Data section Block Start
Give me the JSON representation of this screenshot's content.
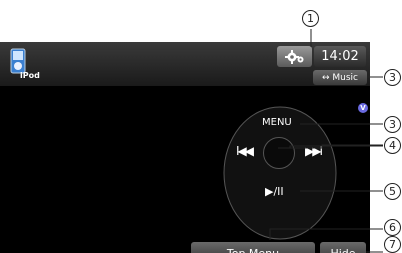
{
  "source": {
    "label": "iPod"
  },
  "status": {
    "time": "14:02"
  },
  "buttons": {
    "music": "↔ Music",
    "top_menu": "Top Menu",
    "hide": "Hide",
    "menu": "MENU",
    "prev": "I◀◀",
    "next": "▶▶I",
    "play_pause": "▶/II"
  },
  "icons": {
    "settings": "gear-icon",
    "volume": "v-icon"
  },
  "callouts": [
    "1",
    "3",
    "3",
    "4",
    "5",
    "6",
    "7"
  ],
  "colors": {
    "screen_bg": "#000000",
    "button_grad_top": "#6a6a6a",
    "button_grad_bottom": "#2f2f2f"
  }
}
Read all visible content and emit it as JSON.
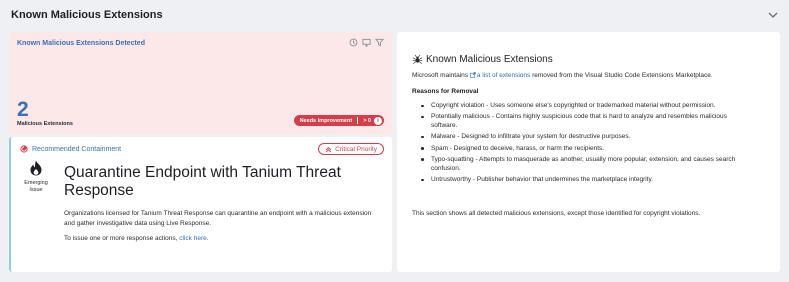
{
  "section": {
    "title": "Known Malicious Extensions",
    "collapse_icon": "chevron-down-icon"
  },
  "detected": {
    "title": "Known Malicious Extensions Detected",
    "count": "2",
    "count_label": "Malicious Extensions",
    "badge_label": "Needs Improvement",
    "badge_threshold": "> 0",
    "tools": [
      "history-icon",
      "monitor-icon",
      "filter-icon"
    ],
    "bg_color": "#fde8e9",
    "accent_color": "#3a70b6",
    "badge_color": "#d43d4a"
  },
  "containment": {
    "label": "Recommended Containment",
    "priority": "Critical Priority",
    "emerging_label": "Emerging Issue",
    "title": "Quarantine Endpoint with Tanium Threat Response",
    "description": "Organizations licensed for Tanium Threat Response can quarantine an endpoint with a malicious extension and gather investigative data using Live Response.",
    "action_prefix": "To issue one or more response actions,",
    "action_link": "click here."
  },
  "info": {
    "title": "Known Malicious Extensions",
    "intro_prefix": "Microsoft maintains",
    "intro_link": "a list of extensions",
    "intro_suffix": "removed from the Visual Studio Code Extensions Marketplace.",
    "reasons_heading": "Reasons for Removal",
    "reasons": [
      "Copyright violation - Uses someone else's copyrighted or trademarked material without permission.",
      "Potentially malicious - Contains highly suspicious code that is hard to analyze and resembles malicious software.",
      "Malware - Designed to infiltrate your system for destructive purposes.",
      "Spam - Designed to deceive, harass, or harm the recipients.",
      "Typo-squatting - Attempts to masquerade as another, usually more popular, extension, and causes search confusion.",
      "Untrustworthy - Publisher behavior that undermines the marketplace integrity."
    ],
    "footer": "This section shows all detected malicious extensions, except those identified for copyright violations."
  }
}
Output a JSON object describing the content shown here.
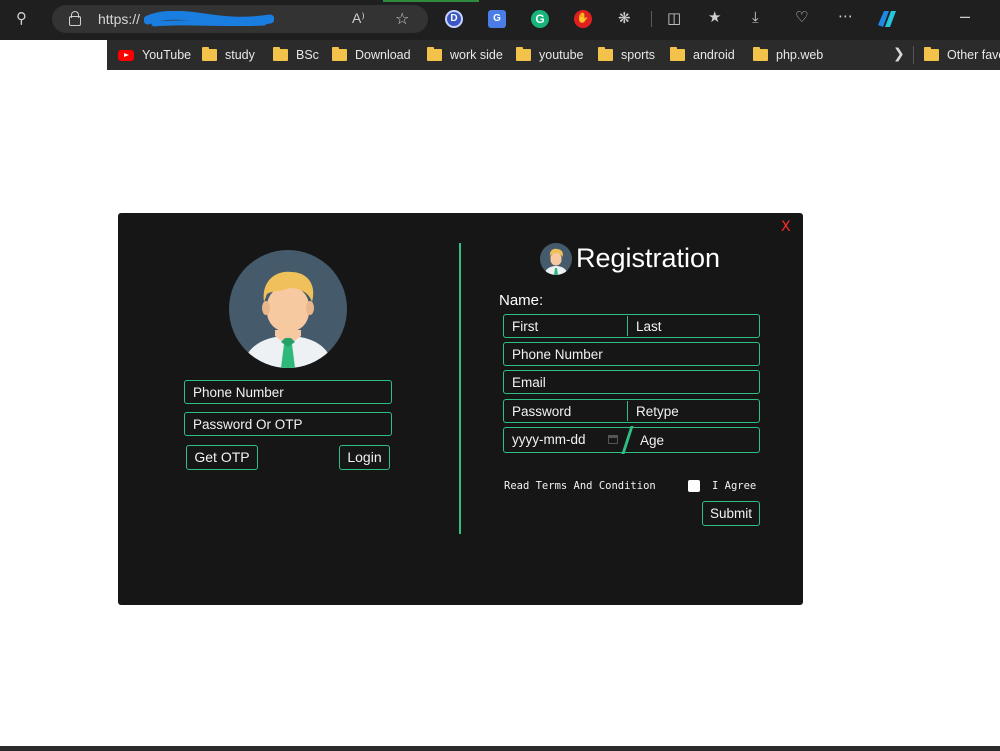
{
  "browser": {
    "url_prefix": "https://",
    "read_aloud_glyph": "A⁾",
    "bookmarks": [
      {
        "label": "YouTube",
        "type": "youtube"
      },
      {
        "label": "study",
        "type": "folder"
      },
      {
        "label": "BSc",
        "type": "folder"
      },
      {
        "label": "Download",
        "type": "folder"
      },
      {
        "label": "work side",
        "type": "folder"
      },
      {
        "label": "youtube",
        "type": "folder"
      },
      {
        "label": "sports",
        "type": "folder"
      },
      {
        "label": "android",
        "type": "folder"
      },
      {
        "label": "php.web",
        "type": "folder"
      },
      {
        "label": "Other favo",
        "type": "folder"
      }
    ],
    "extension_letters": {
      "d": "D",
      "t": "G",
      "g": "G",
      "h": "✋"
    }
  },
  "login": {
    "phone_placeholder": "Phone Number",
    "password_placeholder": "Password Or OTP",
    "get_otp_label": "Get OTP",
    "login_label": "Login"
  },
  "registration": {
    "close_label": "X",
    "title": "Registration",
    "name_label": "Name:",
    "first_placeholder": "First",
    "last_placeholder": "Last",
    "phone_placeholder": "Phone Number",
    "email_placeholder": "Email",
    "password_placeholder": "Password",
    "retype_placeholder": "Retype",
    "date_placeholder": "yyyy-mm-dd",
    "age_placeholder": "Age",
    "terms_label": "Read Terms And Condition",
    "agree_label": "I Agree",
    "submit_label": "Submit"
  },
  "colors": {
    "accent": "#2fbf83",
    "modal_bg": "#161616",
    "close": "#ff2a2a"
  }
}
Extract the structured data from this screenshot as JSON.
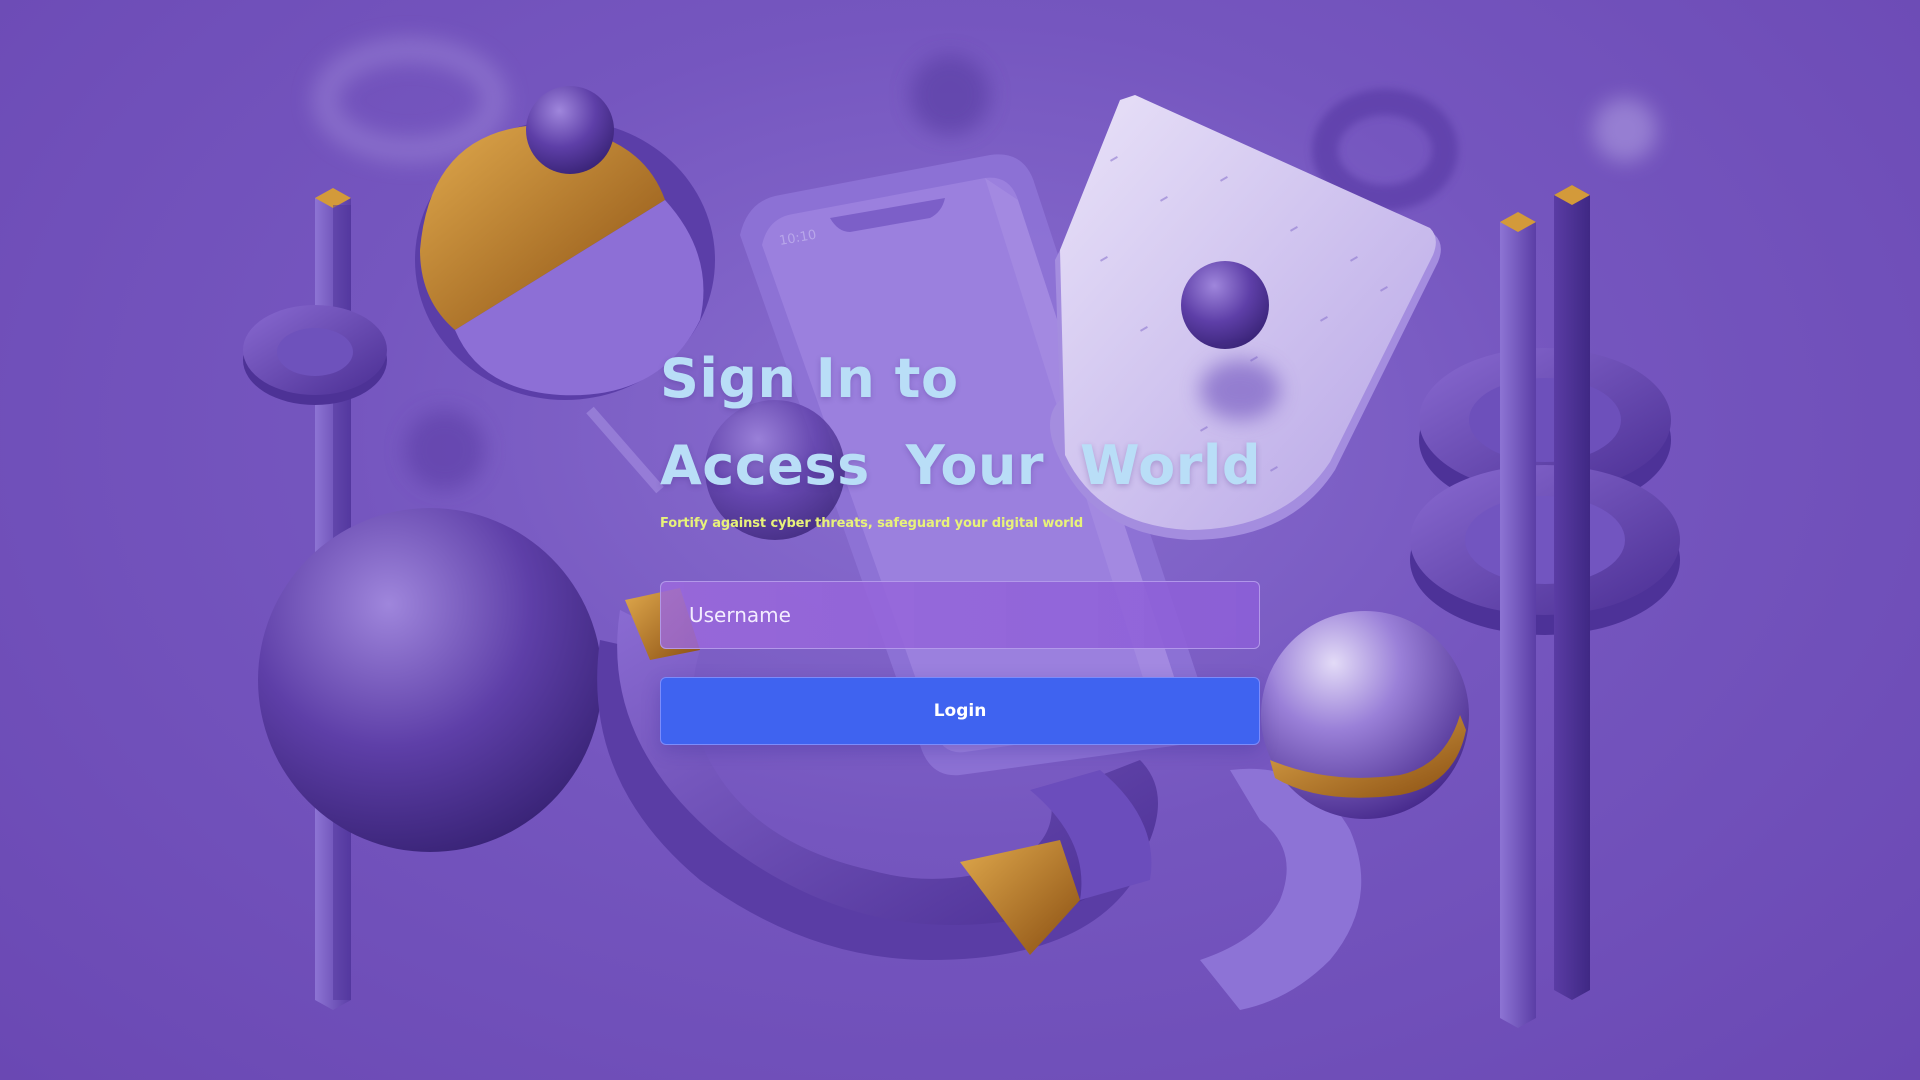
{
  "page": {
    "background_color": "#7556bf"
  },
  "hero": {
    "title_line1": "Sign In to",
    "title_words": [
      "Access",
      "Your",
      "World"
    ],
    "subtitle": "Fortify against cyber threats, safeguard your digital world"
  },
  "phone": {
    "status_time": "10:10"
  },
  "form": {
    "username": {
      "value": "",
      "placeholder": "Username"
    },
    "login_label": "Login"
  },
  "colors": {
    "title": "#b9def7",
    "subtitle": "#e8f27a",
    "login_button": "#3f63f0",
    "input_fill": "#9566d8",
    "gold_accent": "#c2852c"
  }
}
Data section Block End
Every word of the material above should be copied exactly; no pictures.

Give me the JSON representation of this screenshot's content.
{
  "source": {
    "label": "iPod"
  },
  "status": {
    "time": "14:02"
  },
  "buttons": {
    "music": "↔ Music",
    "top_menu": "Top Menu",
    "hide": "Hide",
    "menu": "MENU",
    "prev": "I◀◀",
    "next": "▶▶I",
    "play_pause": "▶/II"
  },
  "icons": {
    "settings": "gear-icon",
    "volume": "v-icon"
  },
  "callouts": [
    "1",
    "3",
    "3",
    "4",
    "5",
    "6",
    "7"
  ],
  "colors": {
    "screen_bg": "#000000",
    "button_grad_top": "#6a6a6a",
    "button_grad_bottom": "#2f2f2f"
  }
}
Read all visible content and emit it as JSON.
{
  "section": {
    "title": "Known Malicious Extensions",
    "collapse_icon": "chevron-down-icon"
  },
  "detected": {
    "title": "Known Malicious Extensions Detected",
    "count": "2",
    "count_label": "Malicious Extensions",
    "badge_label": "Needs Improvement",
    "badge_threshold": "> 0",
    "tools": [
      "history-icon",
      "monitor-icon",
      "filter-icon"
    ],
    "bg_color": "#fde8e9",
    "accent_color": "#3a70b6",
    "badge_color": "#d43d4a"
  },
  "containment": {
    "label": "Recommended Containment",
    "priority": "Critical Priority",
    "emerging_label": "Emerging Issue",
    "title": "Quarantine Endpoint with Tanium Threat Response",
    "description": "Organizations licensed for Tanium Threat Response can quarantine an endpoint with a malicious extension and gather investigative data using Live Response.",
    "action_prefix": "To issue one or more response actions,",
    "action_link": "click here."
  },
  "info": {
    "title": "Known Malicious Extensions",
    "intro_prefix": "Microsoft maintains",
    "intro_link": "a list of extensions",
    "intro_suffix": "removed from the Visual Studio Code Extensions Marketplace.",
    "reasons_heading": "Reasons for Removal",
    "reasons": [
      "Copyright violation - Uses someone else's copyrighted or trademarked material without permission.",
      "Potentially malicious - Contains highly suspicious code that is hard to analyze and resembles malicious software.",
      "Malware - Designed to infiltrate your system for destructive purposes.",
      "Spam - Designed to deceive, harass, or harm the recipients.",
      "Typo-squatting - Attempts to masquerade as another, usually more popular, extension, and causes search confusion.",
      "Untrustworthy - Publisher behavior that undermines the marketplace integrity."
    ],
    "footer": "This section shows all detected malicious extensions, except those identified for copyright violations."
  }
}
Output a JSON object describing the content shown here.
{
  "browser": {
    "url_prefix": "https://",
    "read_aloud_glyph": "A⁾",
    "bookmarks": [
      {
        "label": "YouTube",
        "type": "youtube"
      },
      {
        "label": "study",
        "type": "folder"
      },
      {
        "label": "BSc",
        "type": "folder"
      },
      {
        "label": "Download",
        "type": "folder"
      },
      {
        "label": "work side",
        "type": "folder"
      },
      {
        "label": "youtube",
        "type": "folder"
      },
      {
        "label": "sports",
        "type": "folder"
      },
      {
        "label": "android",
        "type": "folder"
      },
      {
        "label": "php.web",
        "type": "folder"
      },
      {
        "label": "Other favo",
        "type": "folder"
      }
    ],
    "extension_letters": {
      "d": "D",
      "t": "G",
      "g": "G",
      "h": "✋"
    }
  },
  "login": {
    "phone_placeholder": "Phone Number",
    "password_placeholder": "Password Or OTP",
    "get_otp_label": "Get OTP",
    "login_label": "Login"
  },
  "registration": {
    "close_label": "X",
    "title": "Registration",
    "name_label": "Name:",
    "first_placeholder": "First",
    "last_placeholder": "Last",
    "phone_placeholder": "Phone Number",
    "email_placeholder": "Email",
    "password_placeholder": "Password",
    "retype_placeholder": "Retype",
    "date_placeholder": "yyyy-mm-dd",
    "age_placeholder": "Age",
    "terms_label": "Read Terms And Condition",
    "agree_label": "I Agree",
    "submit_label": "Submit"
  },
  "colors": {
    "accent": "#2fbf83",
    "modal_bg": "#161616",
    "close": "#ff2a2a"
  }
}
Extract the structured data from this screenshot as JSON.
{
  "page": {
    "background_color": "#7556bf"
  },
  "hero": {
    "title_line1": "Sign In to",
    "title_words": [
      "Access",
      "Your",
      "World"
    ],
    "subtitle": "Fortify against cyber threats, safeguard your digital world"
  },
  "phone": {
    "status_time": "10:10"
  },
  "form": {
    "username": {
      "value": "",
      "placeholder": "Username"
    },
    "login_label": "Login"
  },
  "colors": {
    "title": "#b9def7",
    "subtitle": "#e8f27a",
    "login_button": "#3f63f0",
    "input_fill": "#9566d8",
    "gold_accent": "#c2852c"
  }
}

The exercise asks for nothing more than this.